• **WHAT YOU SHOULD DO**
Could you copy every line from the material below in which "emoji" appears?

• **MATERIAL FOR THIS TASK**
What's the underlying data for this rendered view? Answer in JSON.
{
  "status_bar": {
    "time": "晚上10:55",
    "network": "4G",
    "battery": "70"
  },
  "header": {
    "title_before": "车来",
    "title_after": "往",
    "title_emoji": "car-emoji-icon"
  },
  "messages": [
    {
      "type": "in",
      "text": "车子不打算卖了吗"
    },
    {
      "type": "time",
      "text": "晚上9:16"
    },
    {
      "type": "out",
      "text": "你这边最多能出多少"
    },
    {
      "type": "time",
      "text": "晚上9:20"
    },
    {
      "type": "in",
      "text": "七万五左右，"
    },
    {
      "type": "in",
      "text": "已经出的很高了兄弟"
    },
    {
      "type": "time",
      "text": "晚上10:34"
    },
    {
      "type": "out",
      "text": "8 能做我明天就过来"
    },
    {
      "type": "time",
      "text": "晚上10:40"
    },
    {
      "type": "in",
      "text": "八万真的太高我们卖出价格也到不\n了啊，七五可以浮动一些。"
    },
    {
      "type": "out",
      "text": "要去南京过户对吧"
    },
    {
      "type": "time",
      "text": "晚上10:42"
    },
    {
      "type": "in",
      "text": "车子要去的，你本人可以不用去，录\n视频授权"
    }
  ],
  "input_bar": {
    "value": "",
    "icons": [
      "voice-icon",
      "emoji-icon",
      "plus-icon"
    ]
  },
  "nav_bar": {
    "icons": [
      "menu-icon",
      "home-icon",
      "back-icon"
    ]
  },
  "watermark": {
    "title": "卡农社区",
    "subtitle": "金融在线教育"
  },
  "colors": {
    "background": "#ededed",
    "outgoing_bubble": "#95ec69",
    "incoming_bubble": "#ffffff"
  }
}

• **EXERCISE RESPONSE**
    "title_emoji": "car-emoji-icon"
      "emoji-icon",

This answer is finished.